__Task item__:
Every line in the entries that holds "video" should be identified and copied.

[Website and app data records]
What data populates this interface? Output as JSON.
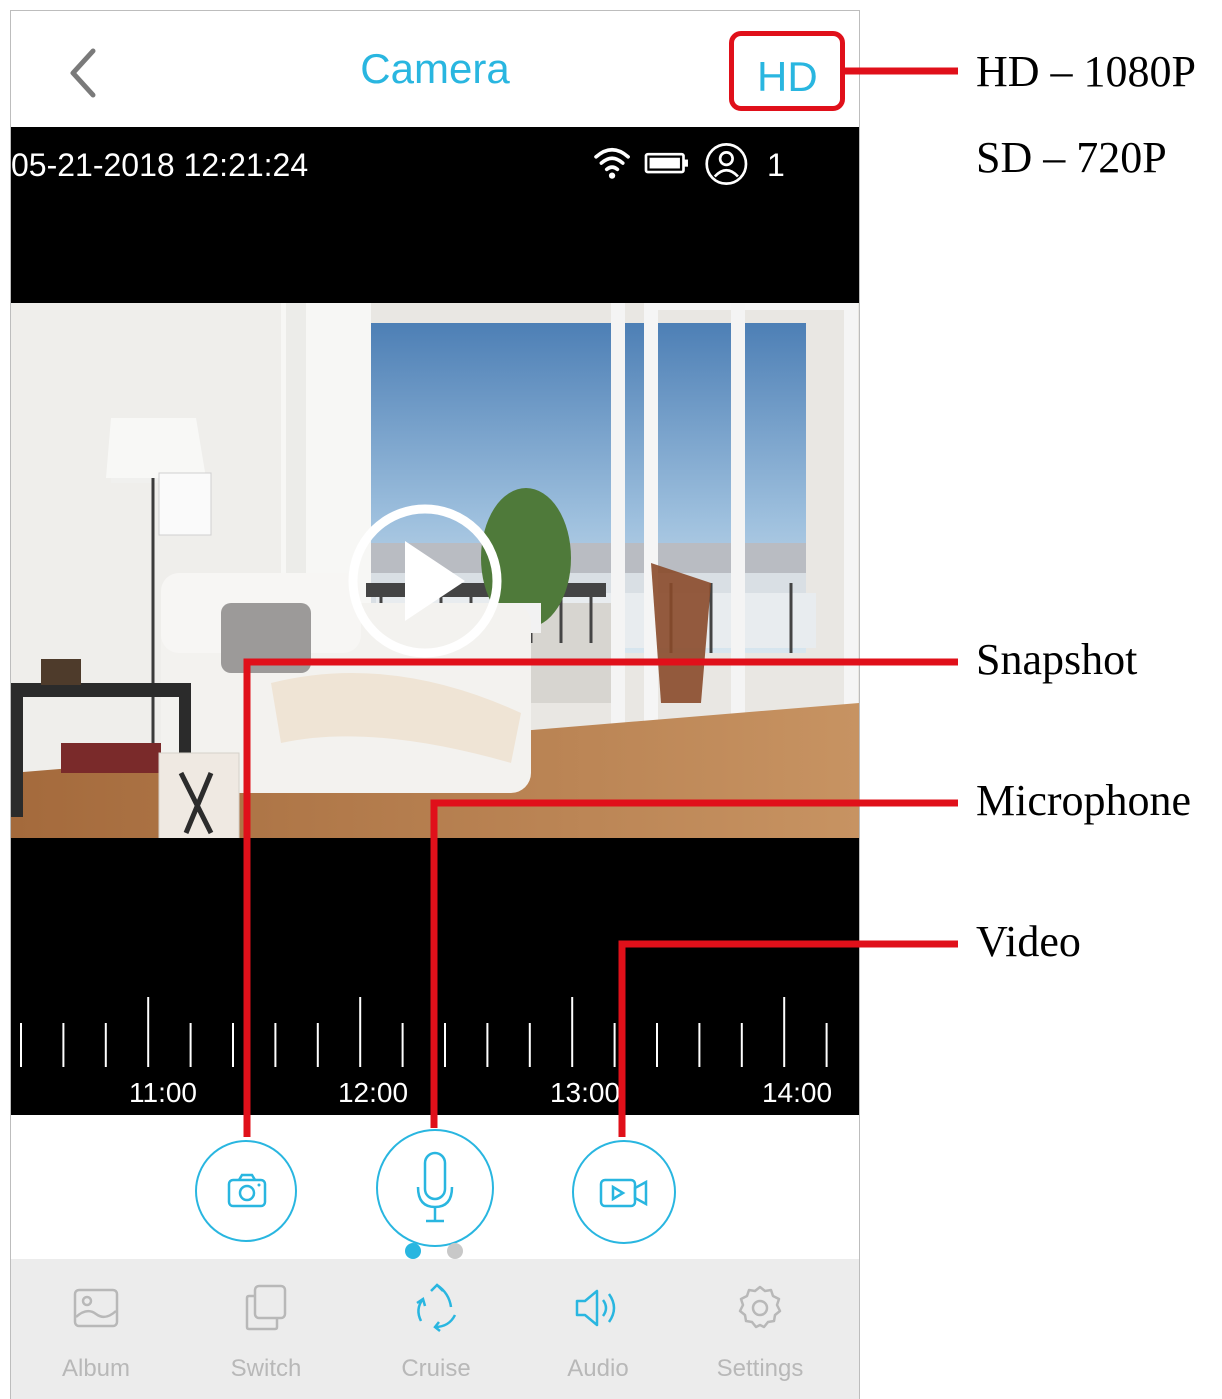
{
  "header": {
    "title": "Camera",
    "quality_label": "HD"
  },
  "status_bar": {
    "datetime": "05-21-2018 12:21:24",
    "viewer_count": "1"
  },
  "timeline": {
    "labels": [
      "11:00",
      "12:00",
      "13:00",
      "14:00"
    ]
  },
  "controls": {
    "snapshot": "camera-icon",
    "microphone": "microphone-icon",
    "video": "video-record-icon"
  },
  "pager": {
    "pages": 2,
    "active": 0
  },
  "tabs": [
    {
      "label": "Album",
      "icon": "album-icon"
    },
    {
      "label": "Switch",
      "icon": "switch-icon"
    },
    {
      "label": "Cruise",
      "icon": "cruise-icon"
    },
    {
      "label": "Audio",
      "icon": "audio-icon"
    },
    {
      "label": "Settings",
      "icon": "settings-icon"
    }
  ],
  "callouts": {
    "hd": "HD – 1080P",
    "sd": "SD – 720P",
    "snapshot": "Snapshot",
    "microphone": "Microphone",
    "video": "Video"
  },
  "colors": {
    "accent": "#29b6e0",
    "annotation": "#e0101a"
  }
}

__Task response__:
    "video": "video-record-icon"
    "video": "Video"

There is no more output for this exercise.